In conclusion, one may wonder how much stronger the temperature rise will be once El Niño conditions do arrive.

[ click on images to enlarge ]
Furthermore, one may wonder how much current temperatures are elevated by a decrease in emissions due to COVID-19 restrictions, which in turn makes one wonder how much higher the temperature will be when the aerosol masking effect will fall away even further as the world phases out coal-fired power plants, bunker oil for shipping, etc. Guy McPherson concludes that a 1°C rise in global-average temperature will occur within a few days or weeks after industrial activity is reduced by as little as 20%.

Very high sea surface temperature anomalies in the Arctic Ocean

Sea surface temperature anomalies in the Arctic Ocean are very high. As discussed in a recent post, sea surface temperatures in the Bering Strait were as much as 15.1°C or 27.2°F hotter than 1981-2011 on June 20, 2020 (in Norton Sound, Alaska, at the green circle).

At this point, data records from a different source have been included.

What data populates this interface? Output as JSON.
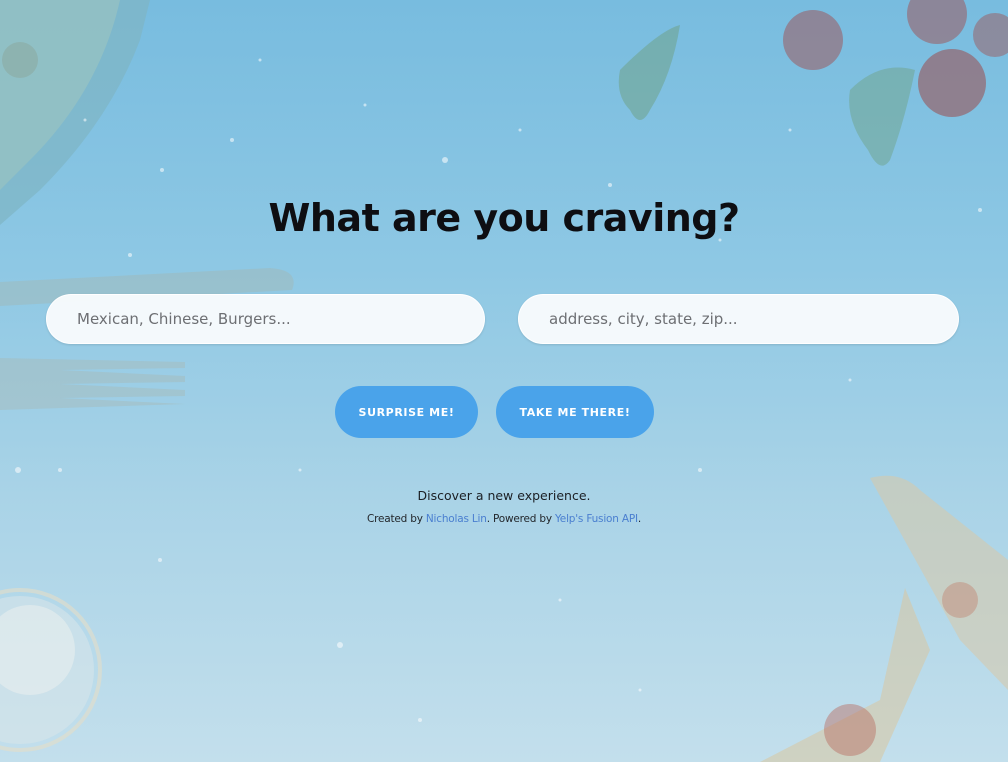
{
  "hero": {
    "title": "What are you craving?"
  },
  "search": {
    "food_placeholder": "Mexican, Chinese, Burgers...",
    "location_placeholder": "address, city, state, zip..."
  },
  "actions": {
    "surprise_label": "SURPRISE ME!",
    "take_me_label": "TAKE ME THERE!"
  },
  "footer": {
    "tagline": "Discover a new experience.",
    "created_by_prefix": "Created by",
    "author_link": "Nicholas Lin",
    "powered_by_prefix": ". Powered by",
    "api_link": "Yelp's Fusion API",
    "suffix": "."
  },
  "colors": {
    "button_background": "#4aa3ea",
    "button_text": "#ffffff",
    "link": "#4a7fd0",
    "title": "#0e0e12",
    "background": "#8ec8e4"
  },
  "icons": {
    "background_image": "food-ingredients-photo"
  }
}
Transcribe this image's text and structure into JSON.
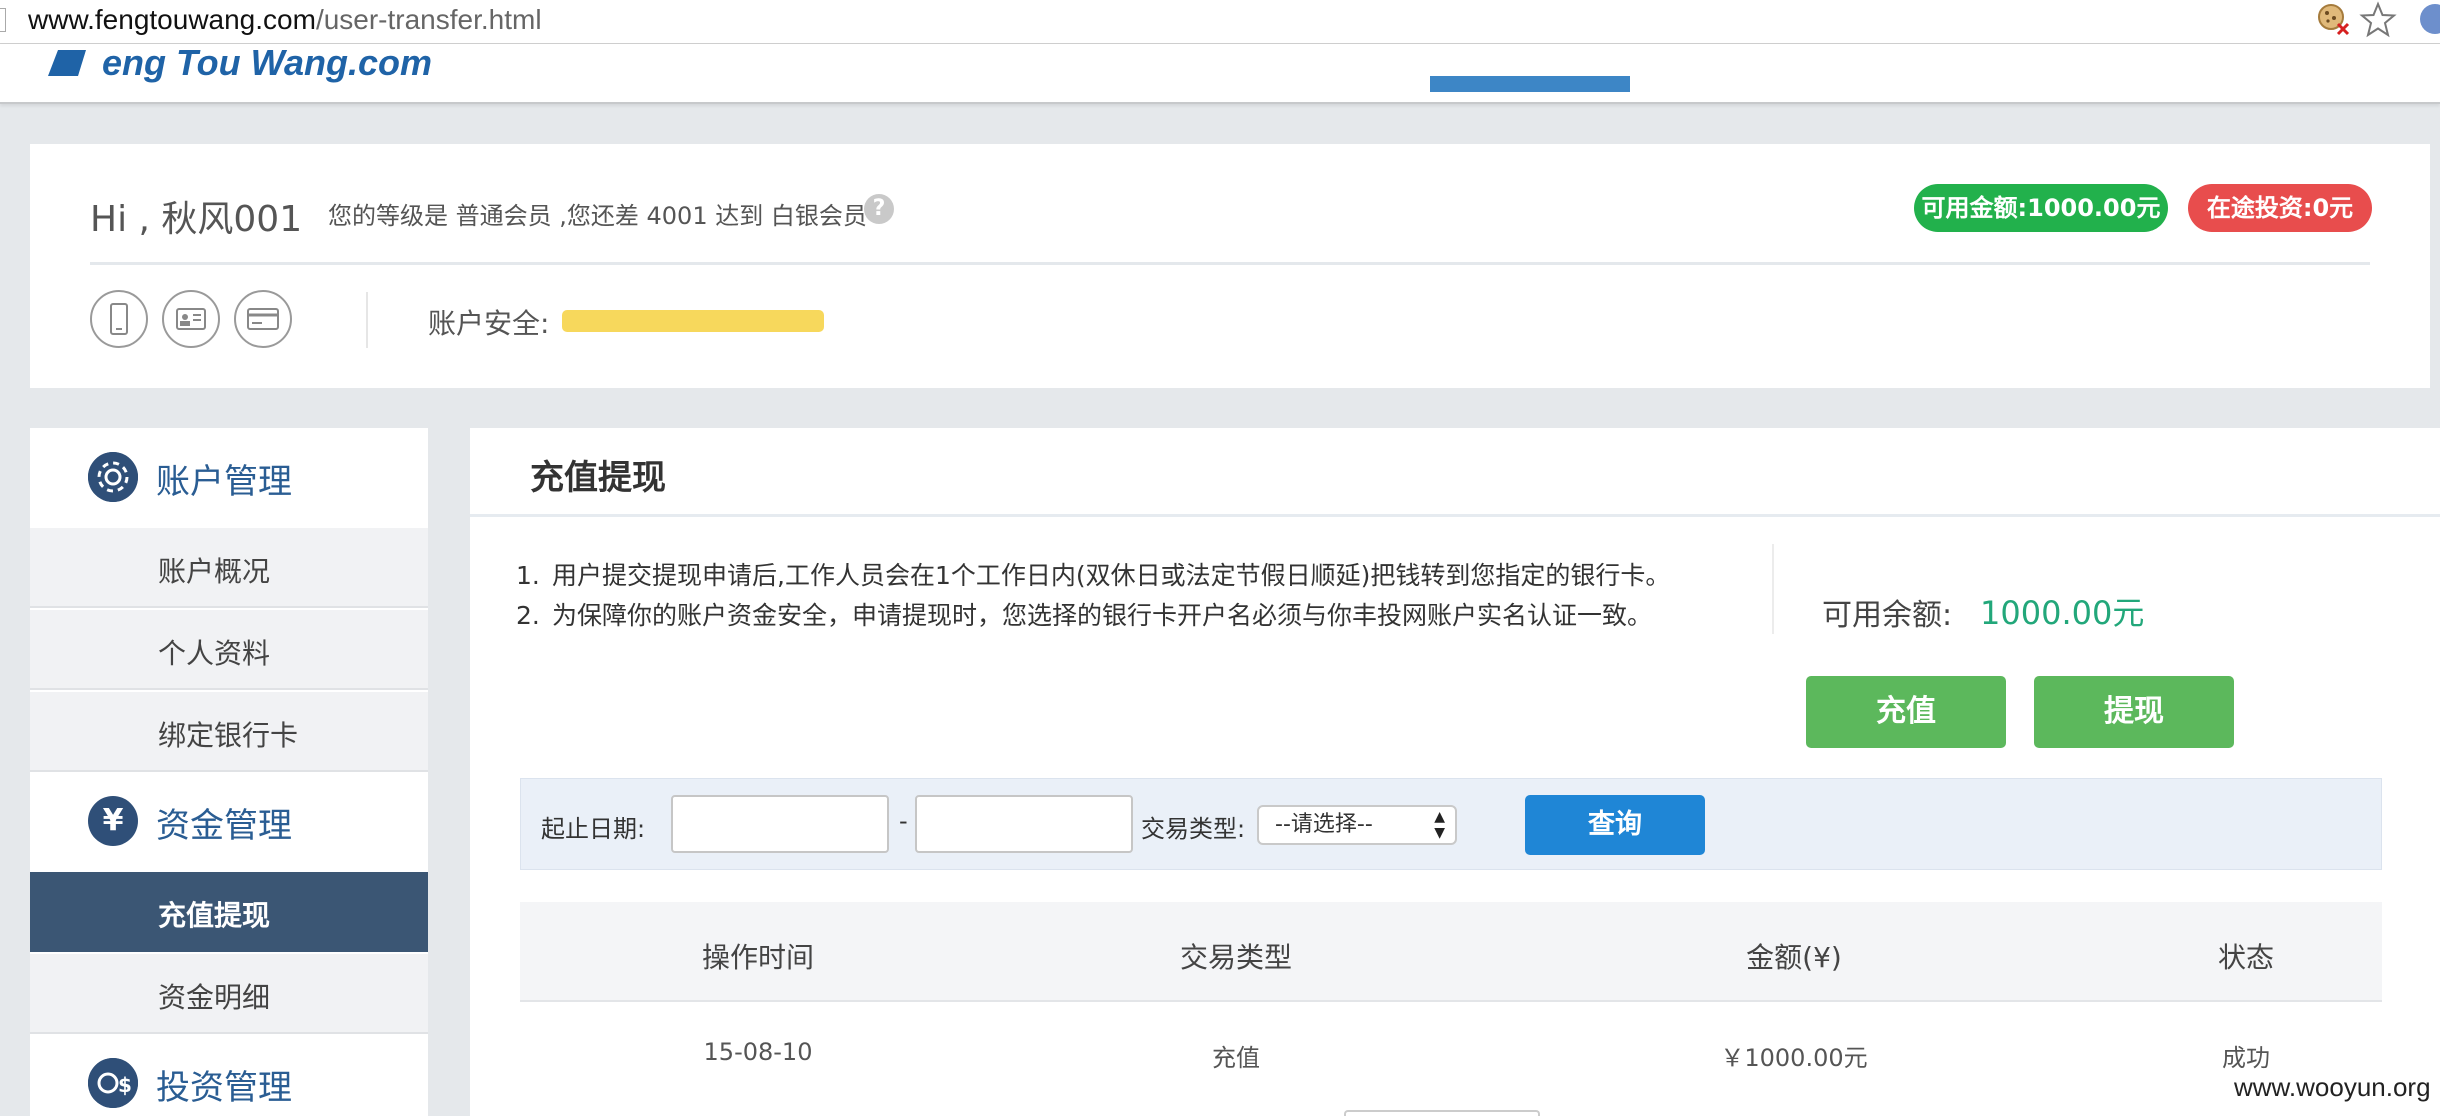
{
  "browser": {
    "url_host": "www.fengtouwang.com",
    "url_path": "/user-transfer.html"
  },
  "site": {
    "logo_text": "eng Tou Wang.com"
  },
  "user_panel": {
    "greeting": "Hi , 秋风001",
    "level_text": "您的等级是 普通会员 ,您还差 4001 达到 白银会员",
    "help_glyph": "?",
    "available_badge": "可用金额:1000.00元",
    "investing_badge": "在途投资:0元",
    "security_label": "账户安全:",
    "colors": {
      "available": "#22b14c",
      "investing": "#e84d4d",
      "security_bar": "#f7d85c"
    }
  },
  "sidebar": {
    "groups": [
      {
        "label": "账户管理",
        "icon": "gear-icon",
        "glyph": "⚙"
      },
      {
        "label": "资金管理",
        "icon": "yen-icon",
        "glyph": "¥"
      },
      {
        "label": "投资管理",
        "icon": "invest-icon",
        "glyph": "$"
      }
    ],
    "items": [
      {
        "label": "账户概况"
      },
      {
        "label": "个人资料"
      },
      {
        "label": "绑定银行卡"
      },
      {
        "label": "充值提现",
        "active": true
      },
      {
        "label": "资金明细"
      }
    ],
    "colors": {
      "active_bg": "#3b5674",
      "group_text": "#2a5d93"
    }
  },
  "main": {
    "title": "充值提现",
    "notices": [
      {
        "num": "1.",
        "text": "用户提交提现申请后,工作人员会在1个工作日内(双休日或法定节假日顺延)把钱转到您指定的银行卡。"
      },
      {
        "num": "2.",
        "text": "为保障你的账户资金安全，申请提现时，您选择的银行卡开户名必须与你丰投网账户实名认证一致。"
      }
    ],
    "balance_label": "可用余额:",
    "balance_value": "1000.00元",
    "recharge_button": "充值",
    "withdraw_button": "提现",
    "filter": {
      "date_label": "起止日期:",
      "date_sep": "-",
      "start_value": "",
      "end_value": "",
      "type_label": "交易类型:",
      "type_selected": "--请选择--",
      "query_button": "查询"
    },
    "table": {
      "headers": [
        "操作时间",
        "交易类型",
        "金额(¥)",
        "状态"
      ],
      "rows": [
        [
          "15-08-10",
          "充值",
          "￥1000.00元",
          "成功"
        ]
      ]
    },
    "colors": {
      "action_green": "#5cb85c",
      "query_blue": "#1f86d6",
      "balance_green": "#22a77a"
    }
  },
  "watermark": "www.wooyun.org"
}
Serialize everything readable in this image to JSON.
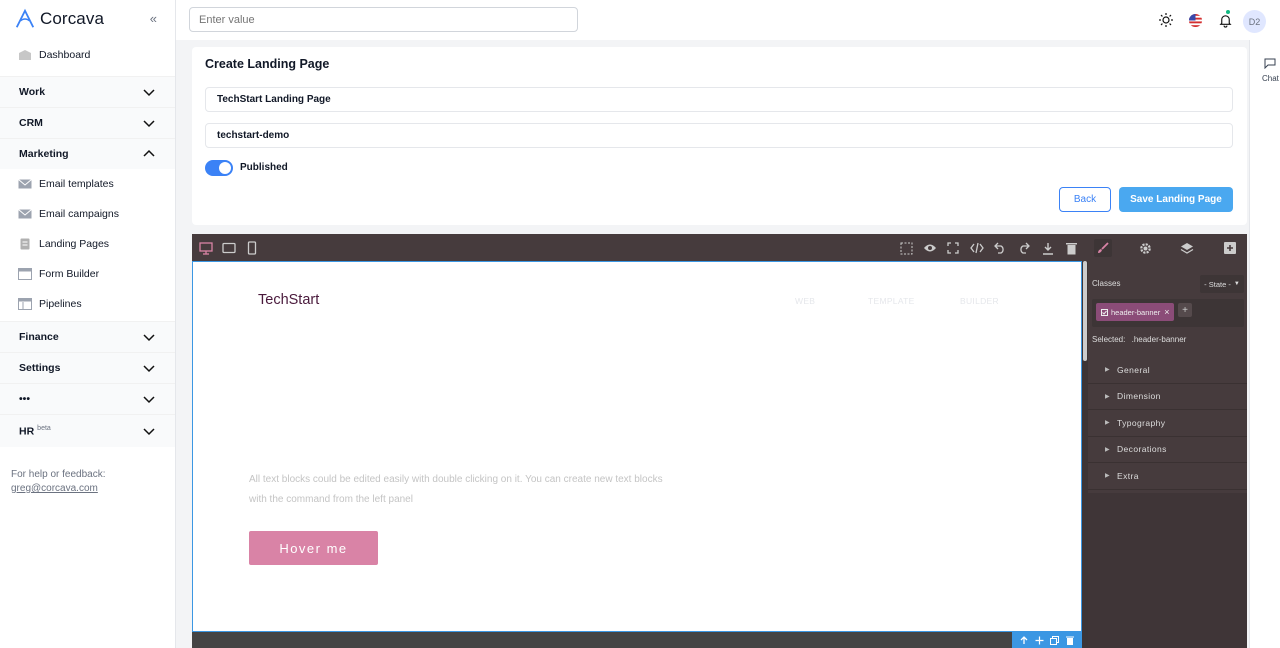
{
  "brand": {
    "name": "Corcava"
  },
  "sidebar": {
    "dashboard": "Dashboard",
    "sections": {
      "work": "Work",
      "crm": "CRM",
      "marketing": "Marketing",
      "finance": "Finance",
      "settings": "Settings",
      "more": "•••",
      "hr": "HR",
      "hr_badge": "beta"
    },
    "marketing_items": [
      "Email templates",
      "Email campaigns",
      "Landing Pages",
      "Form Builder",
      "Pipelines"
    ],
    "help_text": "For help or feedback:",
    "help_email": "greg@corcava.com"
  },
  "topbar": {
    "search_placeholder": "Enter value",
    "avatar_initials": "D2"
  },
  "chat": {
    "label": "Chat"
  },
  "form": {
    "title": "Create Landing Page",
    "name_value": "TechStart Landing Page",
    "slug_value": "techstart-demo",
    "published_label": "Published",
    "back_label": "Back",
    "save_label": "Save Landing Page"
  },
  "canvas": {
    "logo": "TechStart",
    "menu": [
      "WEB",
      "TEMPLATE",
      "BUILDER"
    ],
    "body_text": "All text blocks could be edited easily with double clicking on it. You can create new text blocks with the command from the left panel",
    "button_label": "Hover me"
  },
  "style_panel": {
    "classes_label": "Classes",
    "state_label": "- State -",
    "tag_label": "header-banner",
    "selected_label": "Selected:",
    "selected_value": ".header-banner",
    "sectors": [
      "General",
      "Dimension",
      "Typography",
      "Decorations",
      "Extra"
    ]
  },
  "colors": {
    "accent": "#3b82f6",
    "save_button": "#4aa8f0",
    "editor_bar": "#463b3d",
    "canvas_button": "#d983a6",
    "tag": "#8b4c78"
  }
}
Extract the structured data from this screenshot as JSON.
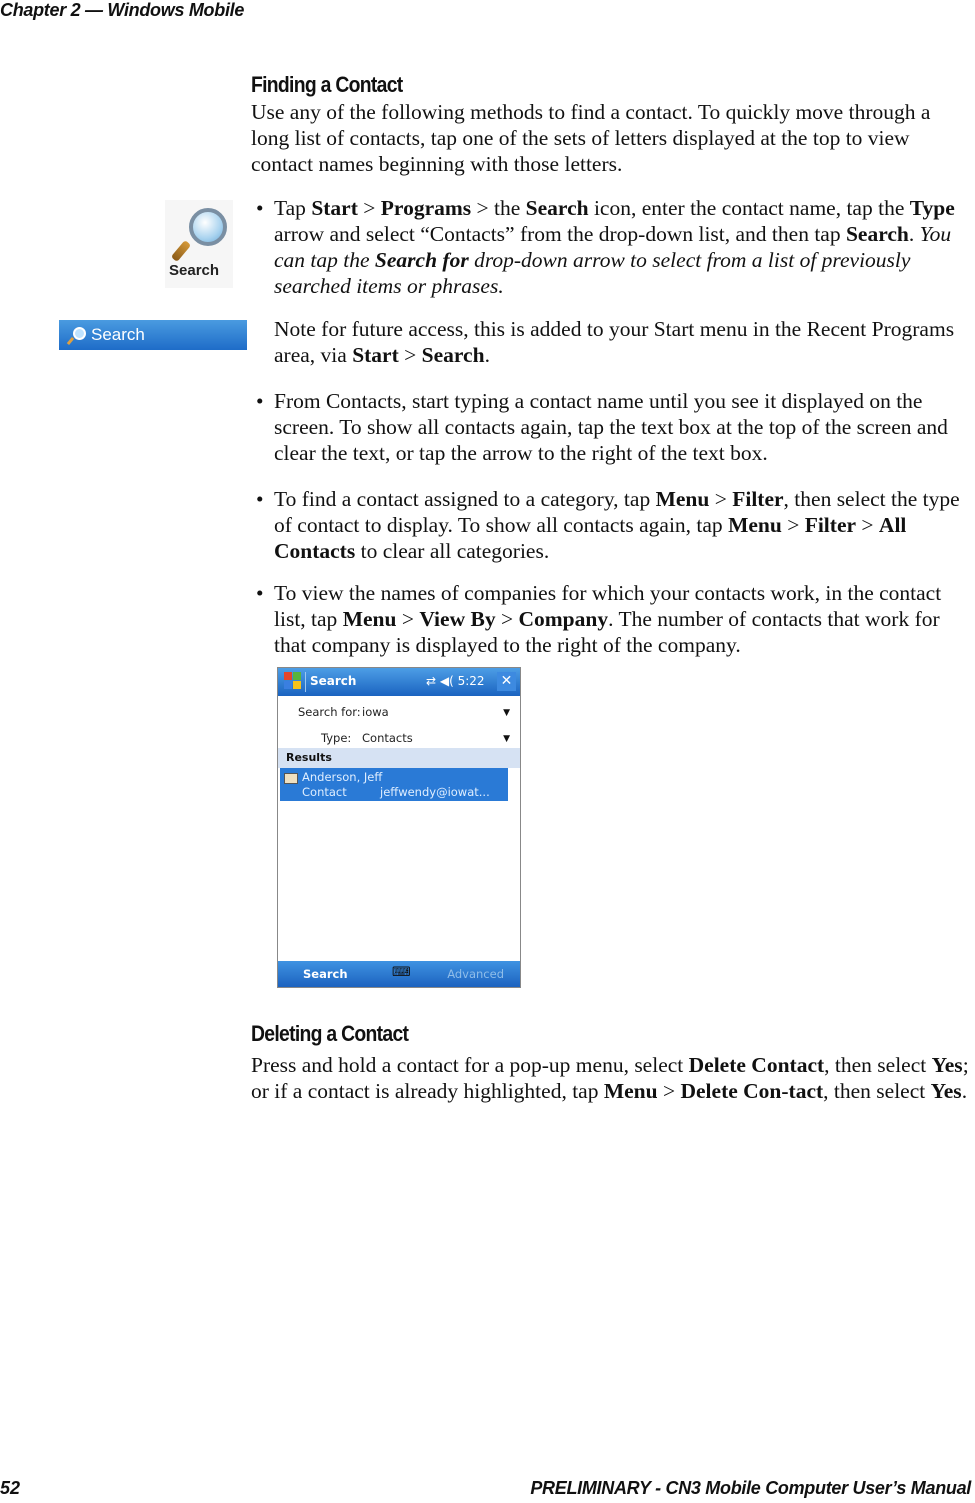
{
  "page_header": "Chapter 2 — Windows Mobile",
  "footer": {
    "page_number": "52",
    "manual_title": "PRELIMINARY - CN3 Mobile Computer User’s Manual"
  },
  "finding": {
    "heading": "Finding a Contact",
    "intro": "Use any of the following methods to find a contact. To quickly move through a long list of contacts, tap one of the sets of letters displayed at the top to view contact names beginning with those letters.",
    "bullet1": {
      "p1": "Tap ",
      "start": "Start",
      "gt1": " > ",
      "programs": "Programs",
      "p2": " > the ",
      "search": "Search",
      "p3": " icon, enter the contact name, tap the ",
      "type": "Type",
      "p4": " arrow and select “Contacts” from the drop-down list, and then tap ",
      "search2": "Search",
      "p5": ". ",
      "i1": "You can tap the ",
      "searchfor": "Search for",
      "i2": " drop-down arrow to select from a list of previously searched items or phrases."
    },
    "note": {
      "p1": "Note for future access, this is added to your Start menu in the Recent Programs area, via ",
      "start": "Start",
      "gt": " > ",
      "search": "Search",
      "p2": "."
    },
    "bullet2": "From Contacts, start typing a contact name until you see it displayed on the screen. To show all contacts again, tap the text box at the top of the screen and clear the text, or tap the arrow to the right of the text box.",
    "bullet3": {
      "p1": "To find a contact assigned to a category, tap ",
      "menu": "Menu",
      "gt": " > ",
      "filter": "Filter",
      "p2": ", then select the type of contact to display. To show all contacts again, tap ",
      "menu2": "Menu",
      "gt2": " > ",
      "filter2": "Filter",
      "gt3": " > ",
      "all": "All Contacts",
      "p3": " to clear all categories."
    },
    "bullet4": {
      "p1": "To view the names of companies for which your contacts work, in the contact list, tap ",
      "menu": "Menu",
      "gt": " > ",
      "viewby": "View By",
      "gt2": " > ",
      "company": "Company",
      "p2": ". The number of contacts that work for that company is displayed to the right of the company."
    }
  },
  "icons": {
    "search_icon_label": "Search",
    "search_bar_label": "Search"
  },
  "phone": {
    "title": "Search",
    "status": "⇄ ◀( 5:22",
    "close": "✕",
    "search_for_label": "Search for:",
    "search_for_value": "iowa",
    "type_label": "Type:",
    "type_value": "Contacts",
    "results_header": "Results",
    "result": {
      "name": "Anderson, Jeff",
      "kind": "Contact",
      "email": "jeffwendy@iowat..."
    },
    "softkey_left": "Search",
    "softkey_right": "Advanced",
    "keyboard_icon": "⌨"
  },
  "deleting": {
    "heading": "Deleting a Contact",
    "p1": "Press and hold a contact for a pop-up menu, select ",
    "delete": "Delete Contact",
    "p2": ", then select ",
    "yes": "Yes",
    "p3": "; or if a contact is already highlighted, tap ",
    "menu": "Menu",
    "gt": " > ",
    "delete2": "Delete Con-tact",
    "p4": ", then select ",
    "yes2": "Yes",
    "p5": "."
  }
}
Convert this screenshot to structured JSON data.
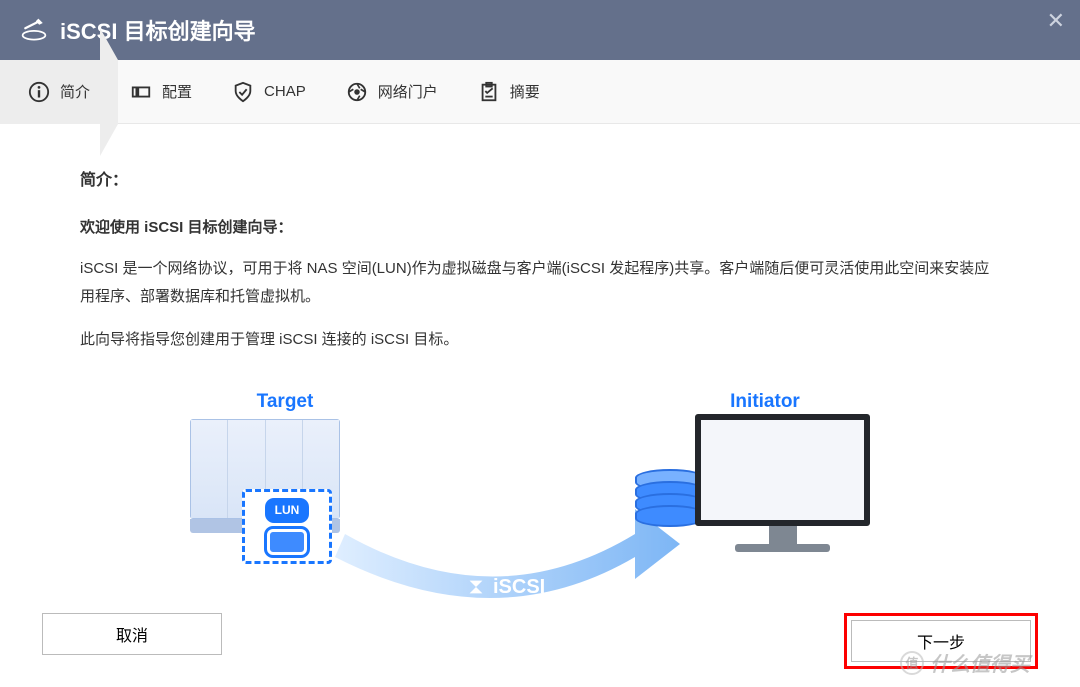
{
  "titlebar": {
    "title": "iSCSI 目标创建向导"
  },
  "steps": {
    "s1": "简介",
    "s2": "配置",
    "s3": "CHAP",
    "s4": "网络门户",
    "s5": "摘要"
  },
  "content": {
    "heading": "简介：",
    "subheading": "欢迎使用 iSCSI 目标创建向导：",
    "p1": "iSCSI 是一个网络协议，可用于将 NAS 空间(LUN)作为虚拟磁盘与客户端(iSCSI 发起程序)共享。客户端随后便可灵活使用此空间来安装应用程序、部署数据库和托管虚拟机。",
    "p2": "此向导将指导您创建用于管理 iSCSI 连接的 iSCSI 目标。"
  },
  "diagram": {
    "target": "Target",
    "initiator": "Initiator",
    "lun": "LUN",
    "protocol": "iSCSI"
  },
  "footer": {
    "cancel": "取消",
    "next": "下一步"
  },
  "watermark": {
    "text": "什么值得买"
  }
}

As the image below shows, the sea surface temperature at green circle used to be 0.3°C (32.6°F). It was 12°C (53.6°F) on July 18, 2020.


Much of the Arctic Ocean is quite shallow, making that the water can warm up very quickly during summer heat peaks and heat can reach the seafloor, which comes with the risk that heat will penetrate cracks in sediments at the seafloor. Melting of ice in such cracks can lead to abrupt destabilization of methane hydrates contained in sediments.

Very high peak methane levels

Ominously, as the 2020 Siberian heatwave continues, very high peak methane levels show up over the Arctic Ocean. The NOAA 20 satellite recorded a peak methane level of 2728 ppb at 399 mb on the afternoon of July 16, 2020.


The MetOp-1 satellite recorded a peak methane level of 2726 ppb on the afternoon of July 16, 2020. Also, a mean methane level of 1897 ppb was recorded at 469 mb and a mean methane level of 1908 ppb at 293 mb.

The situation is dire and calls for immediate, comprehensive and effective action, as described in the Climate Plan.


Links

• Arctic Data archive System
https://ads.nipr.ac.jp/vishop/vishop-extent.html

• Polar Portal - sea ice volume
http://polarportal.dk/en/sea-ice-and-icebergs/sea-ice-thickness-and-volume

• Fast Path to Extinction
https://arctic-news.blogspot.com/2020/06/fast-path-to-extinction.html

• NASA Worldview
https://worldview.earthdata.nasa.gov

• Surface air temperature for June 2020
https://climate.copernicus.eu/surface-air-temperature-june-2020

• ENSO: Recent Evolution, Current Status and Predictions - NOAA, July 6, 2020
https://www.cpc.ncep.noaa.gov/products/analysis_monitoring/lanina/enso_evolution-status-fcsts-web.pdf

• Arctic Hit By Ten Tipping Points
https://arctic-news.blogspot.com/2020/04/arctic-hit-by-ten-tipping-points.html

• The Myth of Sustainability - by Guy McPherson
https://opastonline.com/wp-content/uploads/2020/07/the-myth-of-sustainability-eesrr-20.pdf

• 2020 Siberian Heatwave continues
https://arctic-news.blogspot.com/2020/06/2020-siberian-heatwave-continues.html

• Climate Plan
https://arctic-news.blogspot.com/p/climateplan.html